- The Stock Borrower pays a borrow fee to the Lender. The Lender can change this fee if a stock, for example, becomes hard-to-borrow. The fee is usually paid monthly via a Fee Statement sent from lender to borrower.
- The Stock Lender pays interest (rebate) to the Borrower on the Borrower’s cash collateral. This is usually paid monthly via a Rebate Statement sent to the lender from the borrower.
These two flows can be netted together to form a single flow defined as borrow fee paid to the stock lender minus the rebate on cash collateral paid by the stock lender. Note that the stock borrower either pays a fee or receives a rebate, depending on the collateralization. If cash is used as collateral, the borrower receives a rebate that will be less than the income the lender earns on investing the cash. For non-cash collateral, the borrower pays a fee. The net fee/rebate is collected/paid monthly. Payment is normally expected within 30 days of billing (â€œnet 30â€ terms).
The Securities Lending Agreement will state that upon loan of a security, the borrower must pledge acceptable collateral for the borrowed securities. If the lender fails to deliver the loaned security, the borrower may demand the return of the collateral if prepaid. Conversely, if the borrower fails to deliver collateral to the lender, the lender has the right to the return of the loaned security. The important features of collateral include:
- Acceptable Collateral: Usually cash, government securities, or letters of credit from US banks, or certificates of deposit (though not widely used). There may be reference to foreign sovereign debt and currency provided it is pledged for securities borrowed of the same country/currency.
- Margin Required: Minimum requirement is 100% from a regulatory standpoint; however, most agreements will state 102% for U.S. securities and 105% for foreign securities.
- Lender’s and Borrower’s Rights to Collateral: Lenders may at their own risk, invest the cash collateral, but must guaranty the principal to the borrower. If the lender is a broker dealer, the lender may use the securities pledged as collateral to pledge to another lender, sell or lend. Upon returning the borrowed securities, the lender must return the collateral to the borrower.
- Right of Substitution: If agreed, the borrower has the right to call back and replace the posted collateral with a different, albeit similar, collateral provided the new collateral value satisfies the required margin. This may be limited to a specific number of substitution events.
- Mark to Market: in order to maintain the required margin, trades will be marked to market based on the previous business day’s closing market price as quoted in the exchange in which it’s traded. For U.S. Government Securities it is the average of the bid and ask price and the price is to include accrued interest from the last coupon payment date. If the security is not quoted in an exchange, the usual accepted source is the Wall Street Journal highest bid quotation, or other similarly nationally recognized pricing source. For foreign securities, the market prices are converted to the base currency of the trade (usually USD) based on foreign exchange rates for the current business day.
In Part Two, we’ll explore fees, dividends and defaults as they relate to Securities Lending.
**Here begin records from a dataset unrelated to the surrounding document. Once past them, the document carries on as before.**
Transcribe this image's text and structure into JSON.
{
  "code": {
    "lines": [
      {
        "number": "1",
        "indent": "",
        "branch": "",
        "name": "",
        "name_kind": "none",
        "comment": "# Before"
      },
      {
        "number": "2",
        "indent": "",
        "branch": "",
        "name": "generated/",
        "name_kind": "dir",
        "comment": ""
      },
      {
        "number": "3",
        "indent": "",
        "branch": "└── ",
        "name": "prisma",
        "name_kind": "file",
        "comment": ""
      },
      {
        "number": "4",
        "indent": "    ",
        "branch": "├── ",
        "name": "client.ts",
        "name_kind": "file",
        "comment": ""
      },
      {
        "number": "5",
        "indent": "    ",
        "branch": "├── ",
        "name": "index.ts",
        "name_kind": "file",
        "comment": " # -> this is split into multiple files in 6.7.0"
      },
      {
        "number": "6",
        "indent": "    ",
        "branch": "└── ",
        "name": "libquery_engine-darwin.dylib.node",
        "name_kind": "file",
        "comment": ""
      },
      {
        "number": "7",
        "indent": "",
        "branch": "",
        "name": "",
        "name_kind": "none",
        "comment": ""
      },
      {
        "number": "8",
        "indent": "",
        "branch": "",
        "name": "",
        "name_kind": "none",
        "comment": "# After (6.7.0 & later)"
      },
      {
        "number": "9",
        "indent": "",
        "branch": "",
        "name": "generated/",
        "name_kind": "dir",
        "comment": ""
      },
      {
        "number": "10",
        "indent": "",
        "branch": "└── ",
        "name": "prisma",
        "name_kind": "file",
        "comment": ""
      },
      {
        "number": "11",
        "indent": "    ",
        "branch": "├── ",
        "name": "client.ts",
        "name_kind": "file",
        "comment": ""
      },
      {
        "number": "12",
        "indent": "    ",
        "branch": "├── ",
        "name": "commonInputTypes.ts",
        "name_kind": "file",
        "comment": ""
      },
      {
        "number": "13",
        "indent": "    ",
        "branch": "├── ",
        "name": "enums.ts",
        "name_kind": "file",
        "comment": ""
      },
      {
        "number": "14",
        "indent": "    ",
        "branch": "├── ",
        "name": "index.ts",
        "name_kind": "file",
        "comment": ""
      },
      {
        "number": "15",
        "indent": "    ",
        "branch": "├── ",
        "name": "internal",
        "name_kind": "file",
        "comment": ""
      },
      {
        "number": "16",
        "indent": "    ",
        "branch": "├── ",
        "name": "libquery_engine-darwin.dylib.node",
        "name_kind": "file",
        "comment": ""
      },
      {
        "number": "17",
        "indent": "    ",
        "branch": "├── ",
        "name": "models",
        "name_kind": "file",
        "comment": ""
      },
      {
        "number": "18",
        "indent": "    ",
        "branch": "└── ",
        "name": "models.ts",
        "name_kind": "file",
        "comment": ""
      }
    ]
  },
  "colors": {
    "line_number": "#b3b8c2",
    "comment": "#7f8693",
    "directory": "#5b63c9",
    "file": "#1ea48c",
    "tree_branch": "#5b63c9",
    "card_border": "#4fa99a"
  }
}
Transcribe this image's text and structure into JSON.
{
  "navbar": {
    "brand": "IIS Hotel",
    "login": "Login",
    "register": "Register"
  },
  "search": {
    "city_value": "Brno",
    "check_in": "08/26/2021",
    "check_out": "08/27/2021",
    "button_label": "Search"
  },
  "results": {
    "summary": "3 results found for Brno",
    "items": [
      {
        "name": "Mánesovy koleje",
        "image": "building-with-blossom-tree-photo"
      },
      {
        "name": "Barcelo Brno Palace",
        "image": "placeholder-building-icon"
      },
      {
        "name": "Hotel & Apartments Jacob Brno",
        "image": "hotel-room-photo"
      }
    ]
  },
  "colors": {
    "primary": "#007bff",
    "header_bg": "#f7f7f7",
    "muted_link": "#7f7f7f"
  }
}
Based in Chicago, Eric Bank has been writing business-related articles since 1985, and science articles since 2010. His articles appear on eHow and on numerous other websites. He holds a B.S. in biology and an M.B.A. from New York University. He also holds an M.S. in finance from DePaul University.